Disney has officially tossed its hat in the ring and entered the battle of the streaming services after announcing the November 12 launch of Disney+, the Walt Disney Company’s new video-on-demand subscription platform.
Disney will go head-to-head with Netflix once the service is launched this fall, with the latter being forced to remove any content owned by Disney from its platform. Per reports from Variety, Disney+ hopes to be the premiere destination for beloved animated Disney classics like The Little Mermaid and The Lion King, Pixar movies like Up and Toy Story, and every single movie and spin-off that makes up the Star Wars franchise.
Disney also owns the Marvel cinematic and extended television universe, which has a handful of Marvel live-action projects in development, including spin-off movies and shows based on Tom Hiddleston’s Loki, Elizabeth Olsen’s Scarlet Witch, and Jeremy Renner’s Hawkeye characters from the Avengers franchise. There will even be 250 hours of National Geographic content, including the Oscar-winning documentary Free Solo. Additionally, because Disney gobbled up 21st Century Fox for $52 billion in 2017, the new VOD subscription service will have every episode of The Simpsons, making Disney+ a content treasure trove for people of all ages and maturity levels.
Netflix will have to go hard with promoting not only their original content but the archive of older films and series and new releases if they want to stay afloat.

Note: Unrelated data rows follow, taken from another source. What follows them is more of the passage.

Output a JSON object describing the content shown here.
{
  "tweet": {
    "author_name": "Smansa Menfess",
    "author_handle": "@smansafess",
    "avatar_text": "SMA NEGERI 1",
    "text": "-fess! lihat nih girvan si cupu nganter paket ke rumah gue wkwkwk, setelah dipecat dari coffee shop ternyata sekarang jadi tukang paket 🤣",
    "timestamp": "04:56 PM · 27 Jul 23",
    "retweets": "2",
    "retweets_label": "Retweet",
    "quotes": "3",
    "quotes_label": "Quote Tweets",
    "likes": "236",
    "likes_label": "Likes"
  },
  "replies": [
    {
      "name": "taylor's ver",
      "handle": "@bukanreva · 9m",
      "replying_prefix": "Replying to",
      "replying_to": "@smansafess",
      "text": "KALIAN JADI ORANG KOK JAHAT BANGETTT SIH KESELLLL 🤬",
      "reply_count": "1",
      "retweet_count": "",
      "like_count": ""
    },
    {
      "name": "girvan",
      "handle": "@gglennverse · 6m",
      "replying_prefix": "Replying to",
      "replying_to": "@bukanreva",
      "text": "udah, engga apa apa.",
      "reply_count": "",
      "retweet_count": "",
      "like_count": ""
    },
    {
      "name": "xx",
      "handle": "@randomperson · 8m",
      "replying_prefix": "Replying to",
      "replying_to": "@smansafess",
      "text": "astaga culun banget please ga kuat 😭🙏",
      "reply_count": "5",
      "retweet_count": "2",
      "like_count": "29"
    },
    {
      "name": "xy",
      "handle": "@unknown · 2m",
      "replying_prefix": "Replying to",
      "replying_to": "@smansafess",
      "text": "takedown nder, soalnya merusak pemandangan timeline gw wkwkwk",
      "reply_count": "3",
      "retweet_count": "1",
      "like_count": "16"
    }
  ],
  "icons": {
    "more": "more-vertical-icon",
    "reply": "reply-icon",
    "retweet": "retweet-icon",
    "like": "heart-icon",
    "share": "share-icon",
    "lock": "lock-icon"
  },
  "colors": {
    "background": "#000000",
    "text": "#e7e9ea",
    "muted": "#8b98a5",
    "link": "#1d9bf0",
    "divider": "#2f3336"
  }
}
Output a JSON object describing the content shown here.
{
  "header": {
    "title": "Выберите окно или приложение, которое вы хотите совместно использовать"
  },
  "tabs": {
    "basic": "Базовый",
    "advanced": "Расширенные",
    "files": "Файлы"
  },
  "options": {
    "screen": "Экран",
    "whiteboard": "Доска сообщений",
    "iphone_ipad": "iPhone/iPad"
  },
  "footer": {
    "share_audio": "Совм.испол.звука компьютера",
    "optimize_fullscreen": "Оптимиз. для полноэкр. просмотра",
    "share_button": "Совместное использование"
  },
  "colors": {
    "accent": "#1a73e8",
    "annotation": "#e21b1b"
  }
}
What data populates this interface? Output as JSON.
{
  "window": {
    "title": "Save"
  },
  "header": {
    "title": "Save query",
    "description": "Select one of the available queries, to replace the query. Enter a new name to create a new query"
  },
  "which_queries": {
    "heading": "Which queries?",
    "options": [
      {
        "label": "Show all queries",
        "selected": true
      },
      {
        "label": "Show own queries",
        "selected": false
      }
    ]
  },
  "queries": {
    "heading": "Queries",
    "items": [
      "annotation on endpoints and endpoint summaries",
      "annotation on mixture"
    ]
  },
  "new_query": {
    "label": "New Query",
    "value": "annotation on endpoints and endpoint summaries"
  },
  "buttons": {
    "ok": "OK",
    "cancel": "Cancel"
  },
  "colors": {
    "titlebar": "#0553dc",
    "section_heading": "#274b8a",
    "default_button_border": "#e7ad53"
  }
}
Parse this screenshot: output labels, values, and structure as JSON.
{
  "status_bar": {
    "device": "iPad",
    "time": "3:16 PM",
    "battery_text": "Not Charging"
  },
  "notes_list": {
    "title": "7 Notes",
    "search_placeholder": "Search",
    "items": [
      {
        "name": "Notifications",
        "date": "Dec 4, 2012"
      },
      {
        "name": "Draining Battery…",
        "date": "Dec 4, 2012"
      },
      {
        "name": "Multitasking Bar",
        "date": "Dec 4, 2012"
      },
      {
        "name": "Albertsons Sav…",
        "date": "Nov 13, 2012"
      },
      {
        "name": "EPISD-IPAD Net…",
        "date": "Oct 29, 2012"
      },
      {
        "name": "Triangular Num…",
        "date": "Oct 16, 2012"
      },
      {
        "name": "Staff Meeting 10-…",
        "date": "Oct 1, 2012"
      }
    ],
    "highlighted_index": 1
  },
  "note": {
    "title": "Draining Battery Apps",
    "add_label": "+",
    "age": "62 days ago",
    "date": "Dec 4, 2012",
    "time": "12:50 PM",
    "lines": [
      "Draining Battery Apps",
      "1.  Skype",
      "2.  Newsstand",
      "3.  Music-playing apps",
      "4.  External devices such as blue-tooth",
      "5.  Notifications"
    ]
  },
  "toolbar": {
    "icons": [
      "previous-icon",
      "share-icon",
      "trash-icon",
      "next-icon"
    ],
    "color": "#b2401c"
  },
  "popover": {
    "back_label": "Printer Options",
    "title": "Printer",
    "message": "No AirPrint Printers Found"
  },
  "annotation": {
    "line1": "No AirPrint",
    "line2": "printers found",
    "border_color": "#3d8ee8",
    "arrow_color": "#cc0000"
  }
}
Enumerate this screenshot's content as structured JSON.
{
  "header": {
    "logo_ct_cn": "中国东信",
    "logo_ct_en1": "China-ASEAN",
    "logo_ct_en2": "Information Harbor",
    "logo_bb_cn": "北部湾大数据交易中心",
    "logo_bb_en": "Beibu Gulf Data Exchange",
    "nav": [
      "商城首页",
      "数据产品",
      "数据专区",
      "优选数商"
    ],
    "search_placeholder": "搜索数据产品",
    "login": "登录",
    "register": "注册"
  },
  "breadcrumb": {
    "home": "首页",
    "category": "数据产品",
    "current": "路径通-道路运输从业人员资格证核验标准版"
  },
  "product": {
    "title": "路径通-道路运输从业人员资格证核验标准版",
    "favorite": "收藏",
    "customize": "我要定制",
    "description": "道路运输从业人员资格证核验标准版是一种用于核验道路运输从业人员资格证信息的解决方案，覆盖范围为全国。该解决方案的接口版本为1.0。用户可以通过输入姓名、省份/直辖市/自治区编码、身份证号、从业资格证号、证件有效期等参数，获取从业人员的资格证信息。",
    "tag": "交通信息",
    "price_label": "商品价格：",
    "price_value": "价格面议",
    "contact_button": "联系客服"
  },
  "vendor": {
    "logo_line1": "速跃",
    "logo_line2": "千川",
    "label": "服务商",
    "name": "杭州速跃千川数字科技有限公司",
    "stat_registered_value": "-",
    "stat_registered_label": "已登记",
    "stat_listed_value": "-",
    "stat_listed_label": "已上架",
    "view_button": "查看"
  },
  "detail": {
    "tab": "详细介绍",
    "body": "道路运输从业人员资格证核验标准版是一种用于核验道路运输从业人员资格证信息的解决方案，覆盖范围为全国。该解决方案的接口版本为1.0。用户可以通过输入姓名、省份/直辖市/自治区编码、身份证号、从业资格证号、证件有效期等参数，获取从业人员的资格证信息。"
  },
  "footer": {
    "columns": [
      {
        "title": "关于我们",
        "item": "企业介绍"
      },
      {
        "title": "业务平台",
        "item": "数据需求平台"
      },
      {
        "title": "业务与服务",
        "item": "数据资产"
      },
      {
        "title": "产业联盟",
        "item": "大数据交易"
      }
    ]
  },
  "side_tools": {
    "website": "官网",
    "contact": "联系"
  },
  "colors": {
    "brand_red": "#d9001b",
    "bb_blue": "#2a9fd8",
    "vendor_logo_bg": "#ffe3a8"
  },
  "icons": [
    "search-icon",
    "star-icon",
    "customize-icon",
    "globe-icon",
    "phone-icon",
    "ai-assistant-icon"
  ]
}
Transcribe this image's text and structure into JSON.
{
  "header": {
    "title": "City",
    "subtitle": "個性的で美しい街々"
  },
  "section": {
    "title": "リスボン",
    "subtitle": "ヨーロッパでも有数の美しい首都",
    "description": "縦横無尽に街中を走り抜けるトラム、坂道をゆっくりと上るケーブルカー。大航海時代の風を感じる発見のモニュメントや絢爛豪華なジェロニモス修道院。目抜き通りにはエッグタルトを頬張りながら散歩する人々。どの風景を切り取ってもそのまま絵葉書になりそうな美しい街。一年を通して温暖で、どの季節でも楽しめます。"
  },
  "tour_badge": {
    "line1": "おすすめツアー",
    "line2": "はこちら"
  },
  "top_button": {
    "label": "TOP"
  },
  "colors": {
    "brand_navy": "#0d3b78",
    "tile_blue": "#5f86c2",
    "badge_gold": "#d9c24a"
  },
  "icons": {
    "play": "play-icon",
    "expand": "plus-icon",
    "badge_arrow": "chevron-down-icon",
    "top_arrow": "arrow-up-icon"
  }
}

There’s also the issue of pricing. Disney+, with its archive of Pixar, Marvel, Star Wars, and The Simpsons, and its 2019 slate of new releases (including Captain Marvel, Dumbo, Toy Story 4, Avengers: Endgame, and even the live-action remakes of Aladdin and The Lion King), is cheaper. Netflix has recently boosted the charge for its basic subscription service to $8.99 per month, while it’s HD plan is now $12.99, just two dollars cheaper than HBO Now’s $14.99-per-month charge. Not only is Disney+ offering a monthly subscription fee that costs only $6.99, but it plans to give subscribers the option to pay an annual fee of $69.99, which would bring the monthly cost to $5.83. Netflix, of course, is not the only competitor in the game: Apple TV+ also launches this fall, and as last month’s press conference revealed, some very big names (from Oprah and Prince Harry to Steven Spielberg and Reese Witherspoon) are involved in taking it off the ground.
Now, with Netflix’s major stake in the film and television industry, and all of the original content it plans to debut over the next year, it is unlikely that people will cancel their accounts and flock to Disney+, which could be why the latter brand’s main focus right now is just to achieve 95 percent brand awareness in its target audience, according to Disney+’s president of content and marketing, Ricky Strauss.
Disney’s acquisition of 21st Century Fox also includes a 60 percent stake in Hulu, a major competitor of Netflix in the streaming game. The brands may produce a super bundle of Disney+, ESPN+, and Hulu content in the near future, but for now the focus is to drive some of those Netflix users toward Disney+ and take their $6.99 a month.
Eventually, we’ll probably be giving our coins to all of these subscription platforms anyway, since no one can really figure out how to deactivate their accounts.